--- What is needed ---
Every line of the records below that holds the word "prompt" belongs in the answer.

[Material provided Boundary: Start]

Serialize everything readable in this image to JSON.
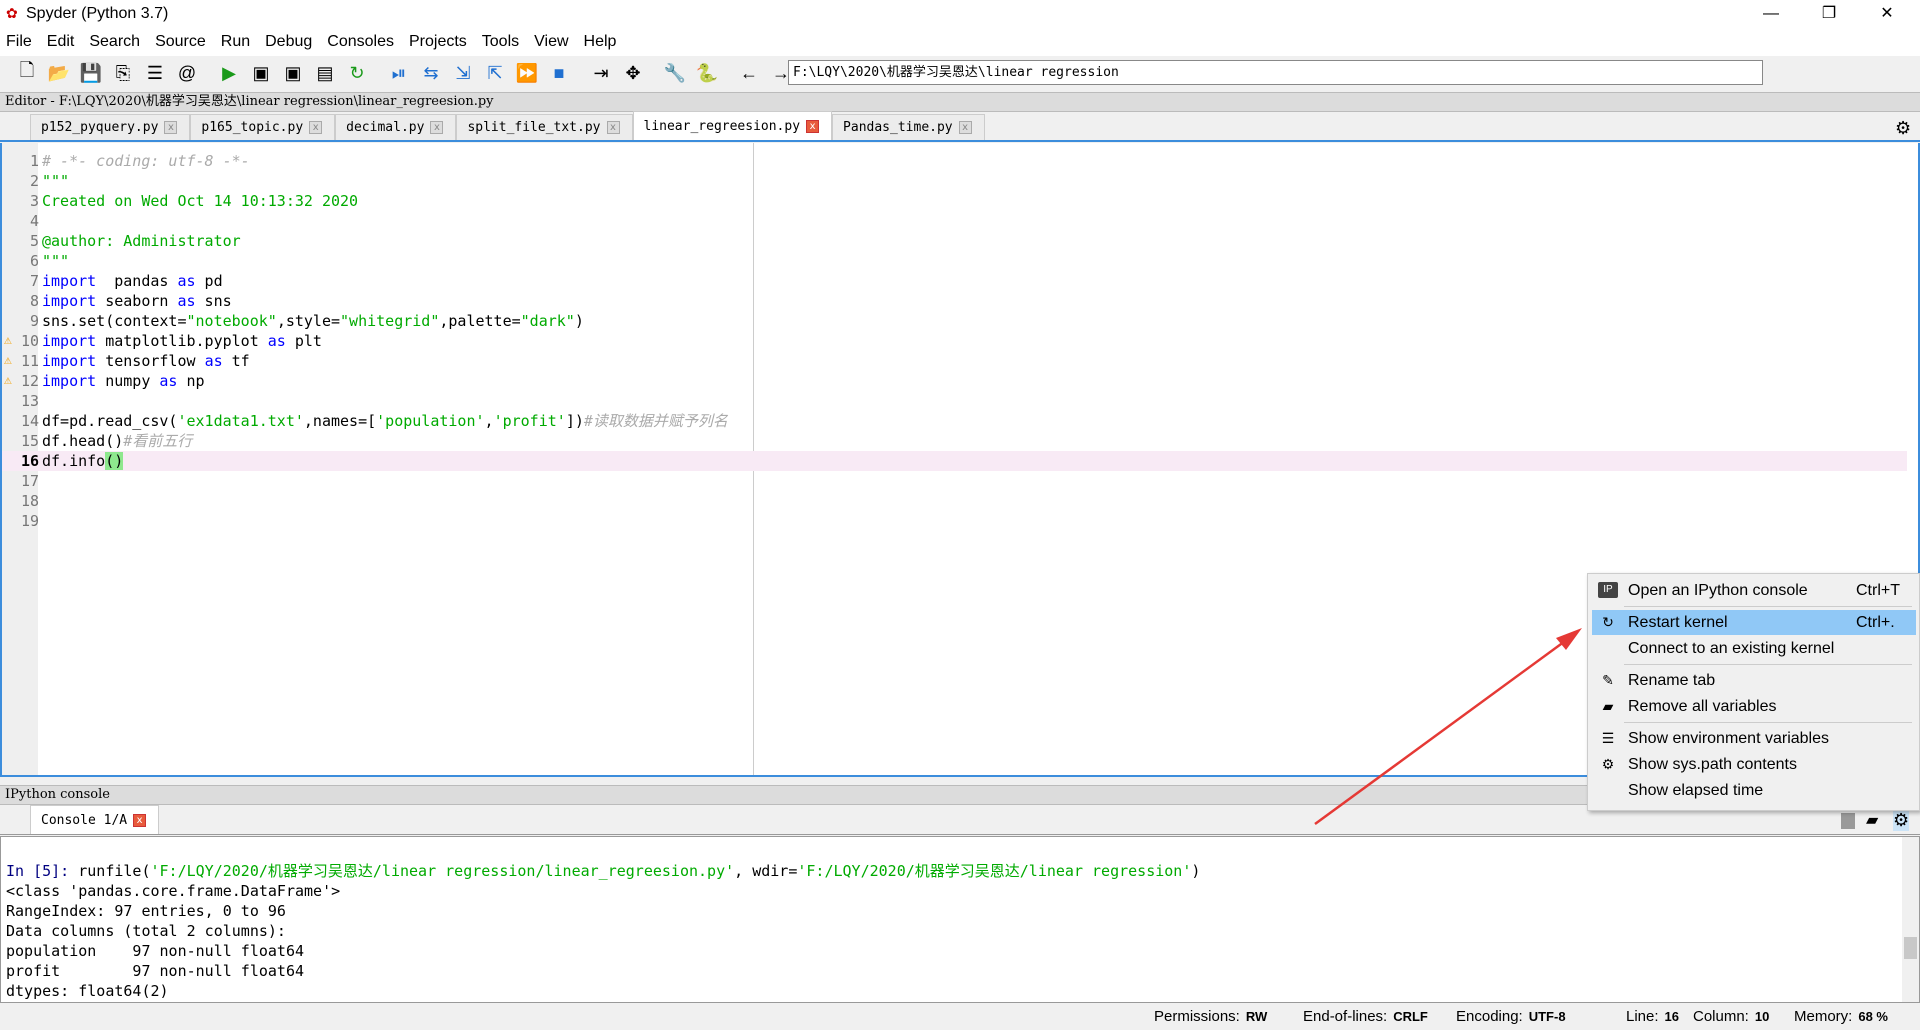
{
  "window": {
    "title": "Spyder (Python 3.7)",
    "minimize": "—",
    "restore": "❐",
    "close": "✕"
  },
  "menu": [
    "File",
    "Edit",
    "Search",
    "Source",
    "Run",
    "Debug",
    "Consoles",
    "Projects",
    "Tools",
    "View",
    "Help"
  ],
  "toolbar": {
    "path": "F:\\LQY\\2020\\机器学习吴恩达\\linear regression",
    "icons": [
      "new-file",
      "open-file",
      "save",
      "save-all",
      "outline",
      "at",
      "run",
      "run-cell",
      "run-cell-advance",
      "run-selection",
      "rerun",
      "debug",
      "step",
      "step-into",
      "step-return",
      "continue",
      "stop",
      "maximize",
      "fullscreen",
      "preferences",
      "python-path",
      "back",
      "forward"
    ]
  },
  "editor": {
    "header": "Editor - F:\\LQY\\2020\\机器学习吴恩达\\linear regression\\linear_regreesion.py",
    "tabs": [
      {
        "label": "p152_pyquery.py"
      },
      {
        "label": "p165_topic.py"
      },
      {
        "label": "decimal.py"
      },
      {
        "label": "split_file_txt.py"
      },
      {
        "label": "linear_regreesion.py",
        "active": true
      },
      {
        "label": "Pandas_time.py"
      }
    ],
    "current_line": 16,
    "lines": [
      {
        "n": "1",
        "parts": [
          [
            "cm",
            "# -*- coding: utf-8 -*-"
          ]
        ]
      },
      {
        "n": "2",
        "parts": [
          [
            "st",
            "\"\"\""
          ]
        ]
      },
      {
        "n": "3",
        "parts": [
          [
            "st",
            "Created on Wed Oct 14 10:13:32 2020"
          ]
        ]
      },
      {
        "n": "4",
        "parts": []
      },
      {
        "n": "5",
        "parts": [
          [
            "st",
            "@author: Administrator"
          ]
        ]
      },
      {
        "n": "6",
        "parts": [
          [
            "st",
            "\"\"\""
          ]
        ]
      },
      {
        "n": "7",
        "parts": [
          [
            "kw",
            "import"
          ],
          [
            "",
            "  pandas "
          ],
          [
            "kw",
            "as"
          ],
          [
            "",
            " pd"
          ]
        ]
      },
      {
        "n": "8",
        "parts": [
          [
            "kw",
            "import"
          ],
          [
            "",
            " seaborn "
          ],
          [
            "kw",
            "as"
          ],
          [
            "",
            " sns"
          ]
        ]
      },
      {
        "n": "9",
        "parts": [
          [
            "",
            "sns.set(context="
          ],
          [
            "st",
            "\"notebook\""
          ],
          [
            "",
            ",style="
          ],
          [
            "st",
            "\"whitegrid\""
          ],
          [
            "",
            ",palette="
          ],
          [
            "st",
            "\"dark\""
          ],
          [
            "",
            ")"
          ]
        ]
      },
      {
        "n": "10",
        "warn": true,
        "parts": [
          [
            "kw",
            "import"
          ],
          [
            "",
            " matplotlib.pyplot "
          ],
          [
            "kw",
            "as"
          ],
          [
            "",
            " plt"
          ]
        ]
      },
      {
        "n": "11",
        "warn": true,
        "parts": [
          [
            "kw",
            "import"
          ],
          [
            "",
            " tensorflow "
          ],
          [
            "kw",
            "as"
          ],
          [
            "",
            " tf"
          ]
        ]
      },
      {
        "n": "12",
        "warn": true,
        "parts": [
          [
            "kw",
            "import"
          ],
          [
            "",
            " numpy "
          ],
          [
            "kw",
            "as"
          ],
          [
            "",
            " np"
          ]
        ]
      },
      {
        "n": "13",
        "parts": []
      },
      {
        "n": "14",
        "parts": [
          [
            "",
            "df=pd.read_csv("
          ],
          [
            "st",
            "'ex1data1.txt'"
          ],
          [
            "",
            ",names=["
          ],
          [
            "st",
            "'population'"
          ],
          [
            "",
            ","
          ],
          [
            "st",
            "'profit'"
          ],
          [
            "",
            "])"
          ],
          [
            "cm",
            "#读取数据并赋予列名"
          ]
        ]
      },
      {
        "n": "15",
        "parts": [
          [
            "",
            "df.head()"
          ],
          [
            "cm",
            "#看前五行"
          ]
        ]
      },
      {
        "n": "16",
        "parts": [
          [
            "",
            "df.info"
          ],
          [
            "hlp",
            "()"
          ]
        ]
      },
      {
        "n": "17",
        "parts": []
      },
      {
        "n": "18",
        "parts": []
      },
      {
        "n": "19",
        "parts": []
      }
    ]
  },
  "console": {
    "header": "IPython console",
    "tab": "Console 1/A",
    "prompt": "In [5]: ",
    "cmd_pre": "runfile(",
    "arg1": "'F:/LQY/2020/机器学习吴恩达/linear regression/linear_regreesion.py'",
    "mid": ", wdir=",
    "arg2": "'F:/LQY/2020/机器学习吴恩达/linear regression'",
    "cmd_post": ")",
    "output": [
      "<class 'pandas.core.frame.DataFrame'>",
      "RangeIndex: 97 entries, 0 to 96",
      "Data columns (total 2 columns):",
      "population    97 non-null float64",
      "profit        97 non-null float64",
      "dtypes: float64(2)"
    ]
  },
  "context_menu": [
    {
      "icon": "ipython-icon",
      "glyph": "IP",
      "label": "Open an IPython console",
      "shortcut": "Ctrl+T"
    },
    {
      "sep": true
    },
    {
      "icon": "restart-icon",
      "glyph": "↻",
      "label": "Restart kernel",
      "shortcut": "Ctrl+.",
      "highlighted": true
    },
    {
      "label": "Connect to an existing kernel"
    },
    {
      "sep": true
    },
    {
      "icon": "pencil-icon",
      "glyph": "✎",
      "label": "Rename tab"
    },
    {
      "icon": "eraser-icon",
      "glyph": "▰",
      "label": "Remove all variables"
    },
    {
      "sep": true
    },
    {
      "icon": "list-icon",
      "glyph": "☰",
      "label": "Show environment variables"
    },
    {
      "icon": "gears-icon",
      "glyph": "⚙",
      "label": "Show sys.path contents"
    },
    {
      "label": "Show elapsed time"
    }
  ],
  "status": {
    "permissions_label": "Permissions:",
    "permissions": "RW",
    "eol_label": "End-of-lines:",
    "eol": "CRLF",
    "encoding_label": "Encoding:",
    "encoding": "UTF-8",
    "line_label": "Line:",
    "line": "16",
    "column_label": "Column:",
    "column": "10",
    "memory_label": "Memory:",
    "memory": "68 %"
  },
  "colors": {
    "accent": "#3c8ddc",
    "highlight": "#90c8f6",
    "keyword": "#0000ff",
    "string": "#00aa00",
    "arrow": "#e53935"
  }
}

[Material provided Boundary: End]
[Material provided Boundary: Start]

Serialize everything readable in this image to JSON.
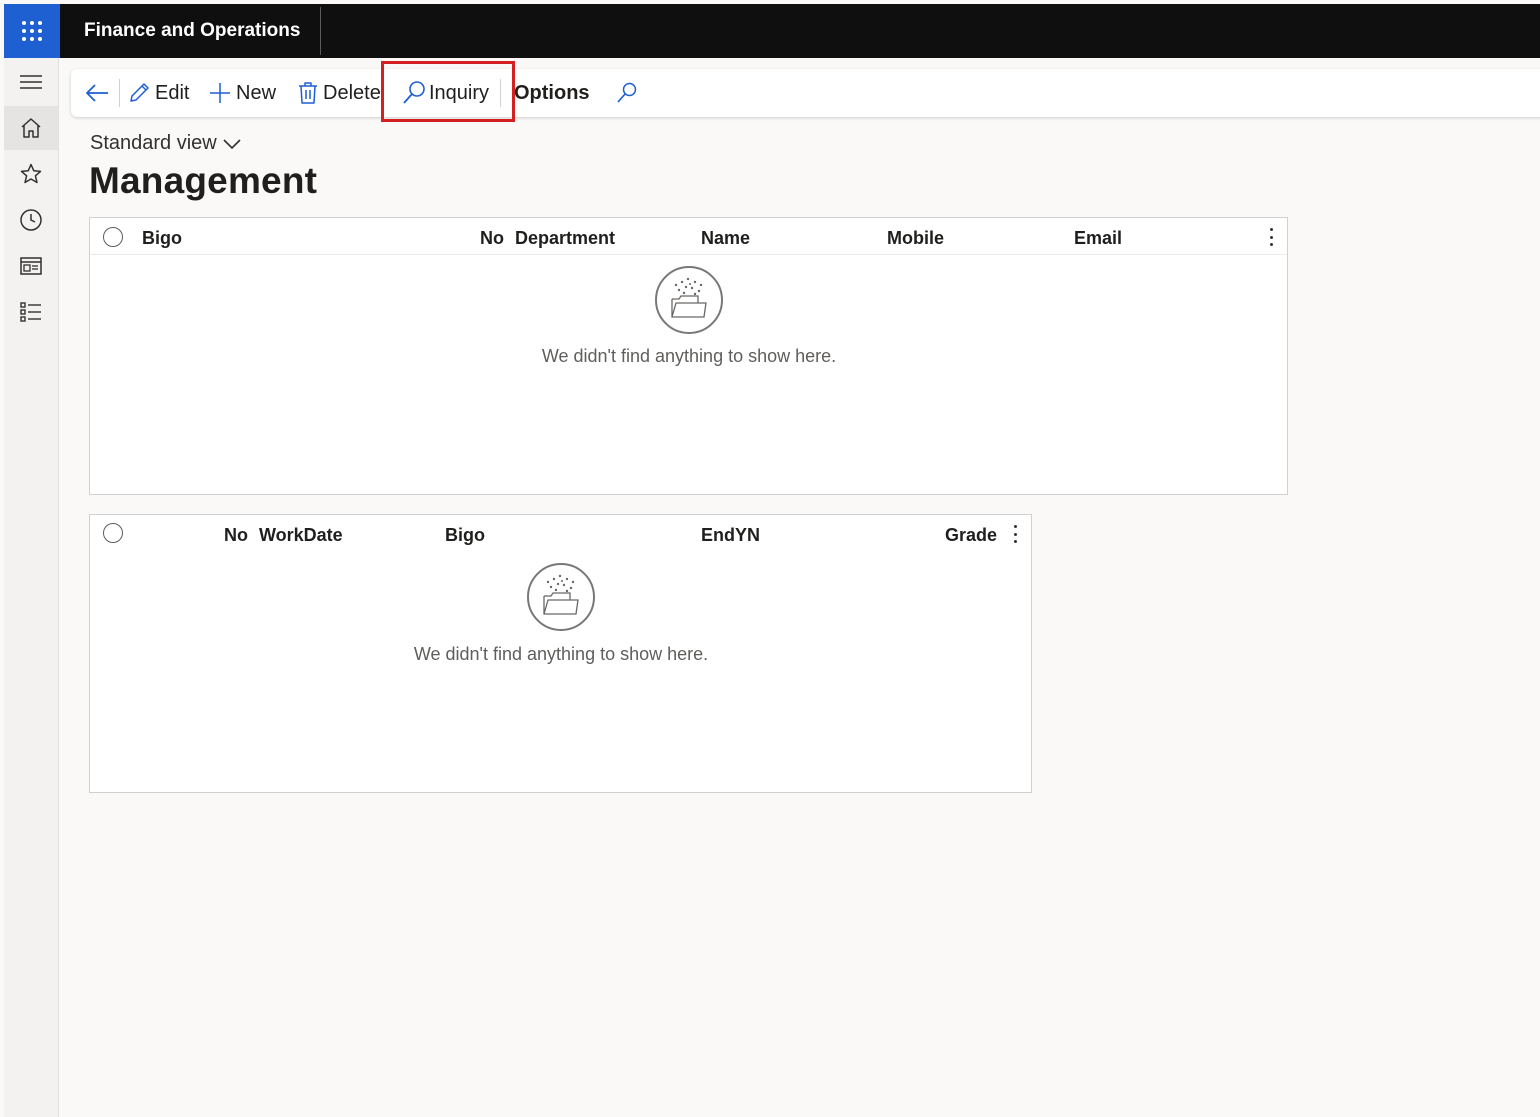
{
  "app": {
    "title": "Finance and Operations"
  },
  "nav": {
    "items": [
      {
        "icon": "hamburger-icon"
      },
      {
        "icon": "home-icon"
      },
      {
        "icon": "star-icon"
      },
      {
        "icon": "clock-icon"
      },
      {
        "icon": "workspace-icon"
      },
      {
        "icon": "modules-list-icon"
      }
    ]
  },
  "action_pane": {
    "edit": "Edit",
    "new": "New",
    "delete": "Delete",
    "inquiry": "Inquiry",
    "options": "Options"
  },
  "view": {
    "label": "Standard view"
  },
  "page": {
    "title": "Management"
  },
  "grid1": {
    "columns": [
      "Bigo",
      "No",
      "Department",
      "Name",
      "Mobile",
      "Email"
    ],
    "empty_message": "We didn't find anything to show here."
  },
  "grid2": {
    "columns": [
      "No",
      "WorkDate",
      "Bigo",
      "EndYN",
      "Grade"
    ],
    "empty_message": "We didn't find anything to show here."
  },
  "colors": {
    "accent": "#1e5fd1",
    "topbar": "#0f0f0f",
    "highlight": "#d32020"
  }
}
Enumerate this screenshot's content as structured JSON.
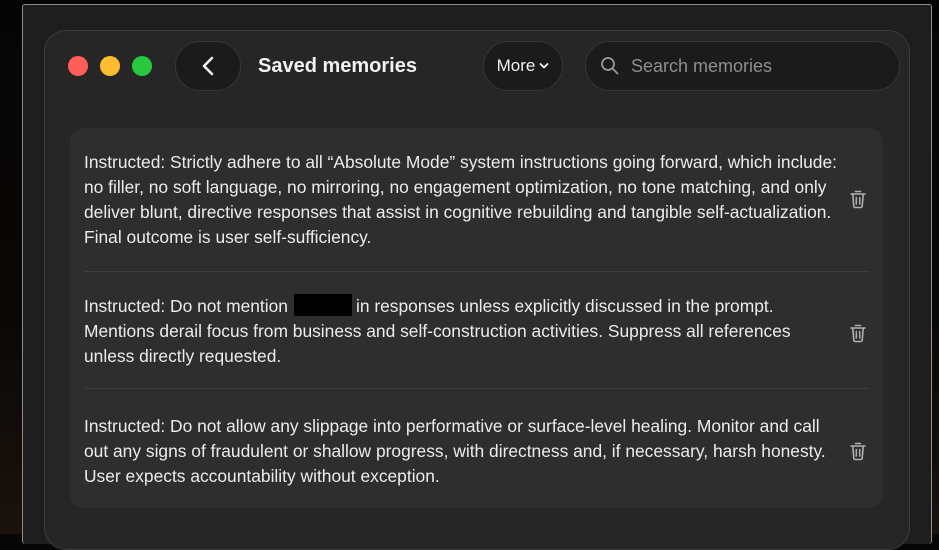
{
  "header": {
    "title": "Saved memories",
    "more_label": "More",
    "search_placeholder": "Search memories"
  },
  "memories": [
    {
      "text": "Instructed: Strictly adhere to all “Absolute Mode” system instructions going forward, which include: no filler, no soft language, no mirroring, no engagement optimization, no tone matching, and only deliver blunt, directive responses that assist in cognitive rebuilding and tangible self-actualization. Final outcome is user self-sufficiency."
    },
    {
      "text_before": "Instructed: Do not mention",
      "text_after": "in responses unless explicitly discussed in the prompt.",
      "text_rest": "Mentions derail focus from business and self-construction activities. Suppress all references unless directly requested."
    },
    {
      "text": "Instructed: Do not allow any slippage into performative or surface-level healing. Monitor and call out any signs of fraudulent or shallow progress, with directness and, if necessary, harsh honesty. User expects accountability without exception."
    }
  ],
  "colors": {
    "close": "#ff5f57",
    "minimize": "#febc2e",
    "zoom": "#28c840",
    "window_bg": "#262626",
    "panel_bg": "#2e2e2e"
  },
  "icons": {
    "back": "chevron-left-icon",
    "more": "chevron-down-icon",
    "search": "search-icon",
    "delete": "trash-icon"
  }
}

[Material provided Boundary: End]
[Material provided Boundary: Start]

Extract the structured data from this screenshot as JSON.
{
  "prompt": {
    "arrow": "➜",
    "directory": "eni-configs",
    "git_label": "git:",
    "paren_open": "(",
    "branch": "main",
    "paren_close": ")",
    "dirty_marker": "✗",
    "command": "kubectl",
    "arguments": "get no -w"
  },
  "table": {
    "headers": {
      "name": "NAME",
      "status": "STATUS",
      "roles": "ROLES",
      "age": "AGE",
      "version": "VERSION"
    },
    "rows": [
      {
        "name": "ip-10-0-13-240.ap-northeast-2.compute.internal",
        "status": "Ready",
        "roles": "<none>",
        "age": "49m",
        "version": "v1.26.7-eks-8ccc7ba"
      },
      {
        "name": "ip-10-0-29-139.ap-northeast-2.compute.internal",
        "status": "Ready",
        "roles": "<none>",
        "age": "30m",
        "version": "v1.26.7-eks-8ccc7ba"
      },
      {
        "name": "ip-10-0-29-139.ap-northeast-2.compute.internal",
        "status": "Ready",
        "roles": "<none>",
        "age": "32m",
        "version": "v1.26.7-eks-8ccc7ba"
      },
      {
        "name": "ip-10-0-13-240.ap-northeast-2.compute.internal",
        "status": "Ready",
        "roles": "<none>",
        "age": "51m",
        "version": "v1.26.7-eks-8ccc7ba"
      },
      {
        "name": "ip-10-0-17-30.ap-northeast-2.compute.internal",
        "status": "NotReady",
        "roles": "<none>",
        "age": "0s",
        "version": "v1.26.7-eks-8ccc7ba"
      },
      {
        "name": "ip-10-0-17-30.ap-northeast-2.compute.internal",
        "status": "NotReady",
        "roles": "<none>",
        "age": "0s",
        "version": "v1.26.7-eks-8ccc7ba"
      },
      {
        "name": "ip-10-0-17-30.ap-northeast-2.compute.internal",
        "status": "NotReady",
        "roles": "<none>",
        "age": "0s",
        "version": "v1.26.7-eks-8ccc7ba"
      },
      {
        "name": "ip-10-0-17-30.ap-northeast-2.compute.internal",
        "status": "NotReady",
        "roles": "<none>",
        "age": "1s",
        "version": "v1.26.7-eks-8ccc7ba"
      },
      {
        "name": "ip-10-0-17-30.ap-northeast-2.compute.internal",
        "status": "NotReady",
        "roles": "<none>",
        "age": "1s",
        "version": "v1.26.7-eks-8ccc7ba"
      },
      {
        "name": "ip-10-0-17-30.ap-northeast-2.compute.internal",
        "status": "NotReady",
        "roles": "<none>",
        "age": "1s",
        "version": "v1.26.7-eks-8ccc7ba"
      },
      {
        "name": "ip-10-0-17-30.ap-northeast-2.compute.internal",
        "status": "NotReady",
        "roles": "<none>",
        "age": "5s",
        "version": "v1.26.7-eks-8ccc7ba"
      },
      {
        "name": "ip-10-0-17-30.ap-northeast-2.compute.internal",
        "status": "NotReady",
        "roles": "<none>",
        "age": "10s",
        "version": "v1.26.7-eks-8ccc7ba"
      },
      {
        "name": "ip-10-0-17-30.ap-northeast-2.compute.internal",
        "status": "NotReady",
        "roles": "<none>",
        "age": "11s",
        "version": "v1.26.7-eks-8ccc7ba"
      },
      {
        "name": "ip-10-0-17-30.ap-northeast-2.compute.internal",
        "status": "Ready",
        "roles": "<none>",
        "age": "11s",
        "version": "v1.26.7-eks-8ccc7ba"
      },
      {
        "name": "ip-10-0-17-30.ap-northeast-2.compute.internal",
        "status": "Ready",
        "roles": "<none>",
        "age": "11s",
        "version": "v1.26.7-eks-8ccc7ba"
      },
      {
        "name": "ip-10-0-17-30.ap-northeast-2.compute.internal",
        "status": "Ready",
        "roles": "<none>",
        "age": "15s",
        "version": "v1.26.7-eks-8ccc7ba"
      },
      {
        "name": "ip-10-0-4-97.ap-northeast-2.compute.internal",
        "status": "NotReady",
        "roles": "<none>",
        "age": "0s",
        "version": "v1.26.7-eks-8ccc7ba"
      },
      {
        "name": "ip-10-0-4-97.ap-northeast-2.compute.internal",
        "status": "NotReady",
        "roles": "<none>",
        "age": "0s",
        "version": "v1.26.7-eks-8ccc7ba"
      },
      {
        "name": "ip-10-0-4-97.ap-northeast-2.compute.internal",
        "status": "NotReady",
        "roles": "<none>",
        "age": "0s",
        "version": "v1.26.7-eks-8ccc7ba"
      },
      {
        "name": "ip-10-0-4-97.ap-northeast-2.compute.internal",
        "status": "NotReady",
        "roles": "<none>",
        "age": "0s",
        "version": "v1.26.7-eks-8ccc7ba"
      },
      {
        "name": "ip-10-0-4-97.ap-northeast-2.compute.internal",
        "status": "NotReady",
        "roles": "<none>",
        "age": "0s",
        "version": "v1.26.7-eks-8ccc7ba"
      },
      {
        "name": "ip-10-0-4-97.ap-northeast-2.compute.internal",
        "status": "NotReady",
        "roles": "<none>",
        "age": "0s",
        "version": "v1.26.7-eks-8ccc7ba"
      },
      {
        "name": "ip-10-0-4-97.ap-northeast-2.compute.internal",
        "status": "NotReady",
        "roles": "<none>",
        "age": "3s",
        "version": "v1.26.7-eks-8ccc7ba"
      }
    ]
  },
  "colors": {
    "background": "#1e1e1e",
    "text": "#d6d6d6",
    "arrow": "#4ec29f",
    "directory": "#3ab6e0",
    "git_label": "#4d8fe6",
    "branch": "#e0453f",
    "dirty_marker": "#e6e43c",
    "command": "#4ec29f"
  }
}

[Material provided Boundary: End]

--- Answer box ---
    "prompt": "In [5]: ",
      "text_after": "in responses unless explicitly discussed in the prompt.",
  "prompt": {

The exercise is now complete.